Cluster bombs affect about two dozen nations, from Afghanistan to Zambia. But it was Israel's use of the weapon in Lebanon in August 2006, causing more than 200 casualties over the following year, that spurred members of the international community to act.
On Aug. 1, the Convention on Cluster Munitions comes into force under international law. Countries that have ratified the treaty will be required to cease production of cluster munitions, dispose of stockpiles, and clear contaminated areas. The first gathering of the 106 member states will be held in the Laotian capital in November.
Why the US won't sign the treaty

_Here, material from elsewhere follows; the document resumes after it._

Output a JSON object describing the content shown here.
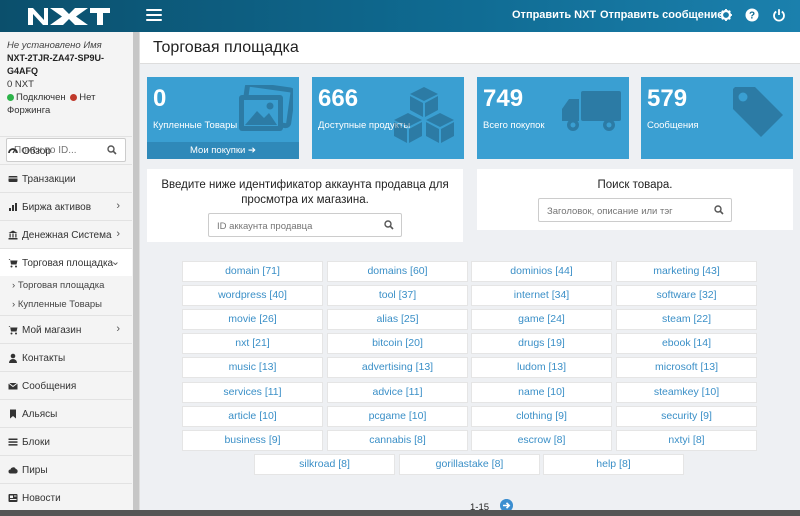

Neither Israel nor the United States will attend. In fact, the US, Russia, China, India, Pakistan, Brazil, and Israel are not signatories to the treaty. The US, among others, has argued that cluster bombs are an effective military tool that saves their soldiers' lives. The US has also argued that it's shifting to "smart" cluster bombs that self-destruct or deactivate, reducing the risk to civilians.
Laos, the most bombed country in the world per capita, strongly backs the treaty. Between 1964 and 1973, the US dropped more than 2 million tons of ordnance in a campaign kept hidden from Congress and the public. Since then, about 20,000 civilians have been maimed or killed by unexploded bombs, according to Legacies of War, a Washington-based group that raises awareness about America's "secret war" in Laos.
Clearing the fields of Laos
Ping Souvanton's brother was one of those victims. She now works for Mines Advisory Group, and leads the all-female team clearing this field outside the school in central Laos.